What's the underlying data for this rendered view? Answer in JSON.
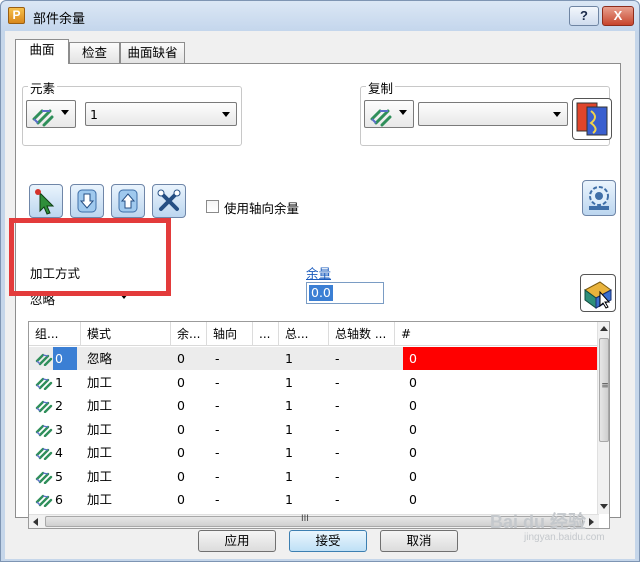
{
  "window": {
    "title": "部件余量",
    "app_icon_letter": "P",
    "help_label": "?",
    "close_label": "X"
  },
  "tabs": [
    {
      "label": "曲面",
      "active": true
    },
    {
      "label": "检查",
      "active": false
    },
    {
      "label": "曲面缺省",
      "active": false
    }
  ],
  "element_group": {
    "label": "元素",
    "value": "1"
  },
  "copy_group": {
    "label": "复制",
    "value": ""
  },
  "axial_checkbox": {
    "label": "使用轴向余量",
    "checked": false
  },
  "machining_group": {
    "label": "加工方式",
    "value": "忽略"
  },
  "allowance": {
    "label": "余量",
    "value": "0.0"
  },
  "table": {
    "headers": [
      "组...",
      "模式",
      "余...",
      "轴向",
      "...",
      "总...",
      "总轴数 ...",
      "#"
    ],
    "rows": [
      [
        "0",
        "忽略",
        "0",
        "-",
        "1",
        "-",
        "0"
      ],
      [
        "1",
        "加工",
        "0",
        "-",
        "1",
        "-",
        "0"
      ],
      [
        "2",
        "加工",
        "0",
        "-",
        "1",
        "-",
        "0"
      ],
      [
        "3",
        "加工",
        "0",
        "-",
        "1",
        "-",
        "0"
      ],
      [
        "4",
        "加工",
        "0",
        "-",
        "1",
        "-",
        "0"
      ],
      [
        "5",
        "加工",
        "0",
        "-",
        "1",
        "-",
        "0"
      ],
      [
        "6",
        "加工",
        "0",
        "-",
        "1",
        "-",
        "0"
      ]
    ],
    "hscroll_grip": "III",
    "vscroll_grip": "≡"
  },
  "buttons": {
    "apply": "应用",
    "accept": "接受",
    "cancel": "取消"
  },
  "watermark": {
    "brand": "Bai du 经验",
    "url": "jingyan.baidu.com"
  },
  "colors": {
    "highlight_red": "#ff0000",
    "selection_blue": "#3b7fd4",
    "box_red": "#e33b3b"
  }
}
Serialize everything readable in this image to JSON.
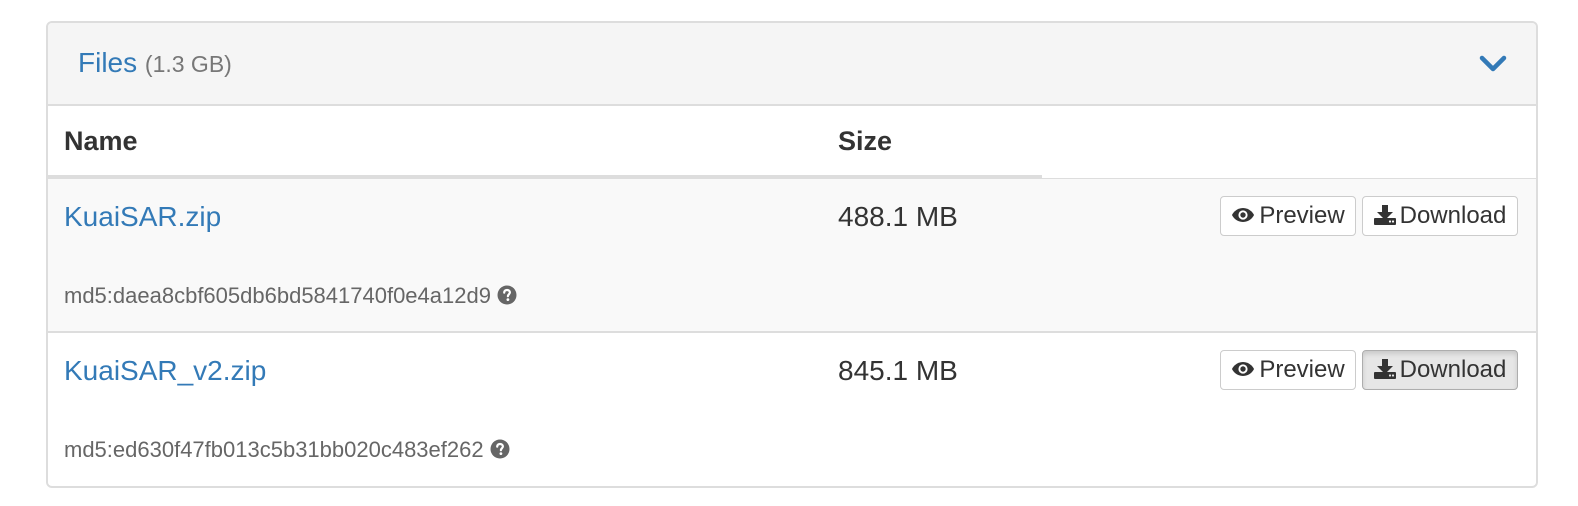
{
  "panel": {
    "title": "Files",
    "total_size": "(1.3 GB)",
    "toggle_icon": "chevron-down-icon",
    "accent_color": "#337ab7"
  },
  "table": {
    "columns": [
      "Name",
      "Size"
    ],
    "rows": [
      {
        "name": "KuaiSAR.zip",
        "size": "488.1 MB",
        "checksum": "md5:daea8cbf605db6bd5841740f0e4a12d9",
        "preview_label": "Preview",
        "download_label": "Download",
        "download_active": false
      },
      {
        "name": "KuaiSAR_v2.zip",
        "size": "845.1 MB",
        "checksum": "md5:ed630f47fb013c5b31bb020c483ef262",
        "preview_label": "Preview",
        "download_label": "Download",
        "download_active": true
      }
    ]
  },
  "icons": {
    "preview": "eye-icon",
    "download": "download-icon",
    "help": "question-circle-icon"
  }
}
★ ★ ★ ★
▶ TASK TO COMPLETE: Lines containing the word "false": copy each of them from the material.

▶ PROBLEM SOLUTION:
      "active": false
      "active": false
    "checked": false
        "download_active": false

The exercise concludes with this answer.